Then, a social worker from Greystone – who made regular visits to Ritchie as part of the hospital’s release program – said she wanted to help me get Ritchie out of that place, and over the next few months, worked to get him into Preakness hospital in Haledon. It was the same hospital campus from which he had made his escaped, but not the same administration, and when Ritchie tried to escape this time, they caught him and put an ankle devise that set off an alarm each time he made his way towards the door.
Haledon had other ironies that I was not aware of until I started visiting him there. I learned during early discussions that Ritchie and my father had come to Haledon when they both worked for my grandfather. To my horror, I learned that my father had started Ritchie drinking back then, giving Ritchie his identification so that they could go to a bar in Haledon. Later, six months after Ritchie’s death in 1997, I moved to an apartment in Haledon, directly across the street from the bar where my father and Ritchie went. It was also ironic to me that Rich should die in Haledon of alcohol complications.

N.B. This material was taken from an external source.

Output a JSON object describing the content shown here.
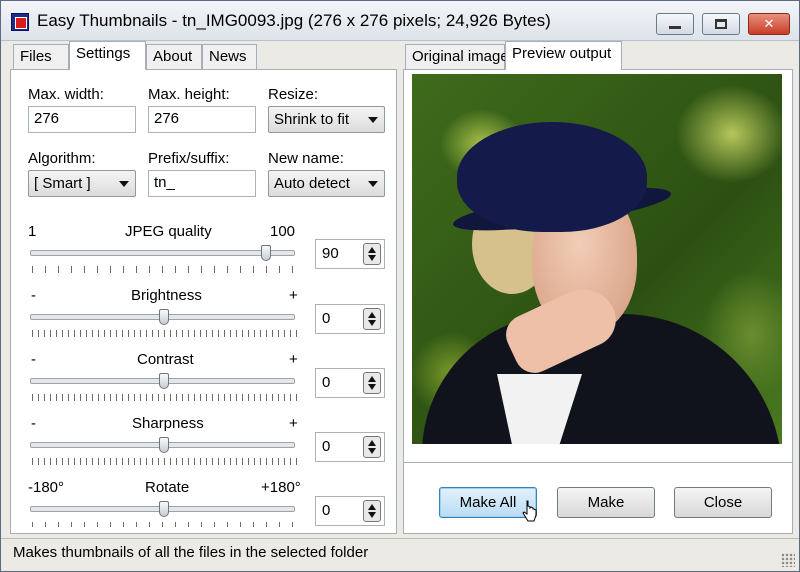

But death took a decade and for the last ten years of his life, I became a weekly visitor, receiving collect phone calls each time I was late. I snuck him cigarettes – though it was against the rules, and brought him cookies and candy. In 1989, I chose to keep from him the fact that his brother Harold had died, remembering too well how badly he had taken the death of his sister. In 1991, I could not keep secret the death of his mother and I watched him grow sadder and older in hours, losing one more level of wit. Each visit after that left me witness to his deterioration, he growing more and more needy, and more and more desperate to see me. When I also inherited my mother in 1994, I took her to see him, and the meeting struck me as one of the great moments of my life, watching two people who had struggled to survive all their lives. Neither had seen each other in over a decade, although my mother made a point of mailing cards to Ritchie whenever she got the chance. They saw each other once or twice more after that, me, driving mother to him, and then to the graves of my grandfather, grandmother and Alice on the way home.
In mid-August, 1997, Ritchie was admitted to intensive care. I saw him once. He was barely conscious. I brought my mother the next time, he was not conscience at all, his face covered with machines to help him breathe. My mother – finding out mass was being broadcast through the hospital – asked for it to get turned on in Ritchie’s room and we sat through it with him, at the end of which, he died.
Strangely enough, I was closer to him than any other person in the world, friend, nephew, brother, and more. I had ceased hating him and come to love him, and felt as if a part of me had passed on with his dying, an important piece of me I would never get back.
Now, a few days after what would have been his 69th birthday, I still feel the same way.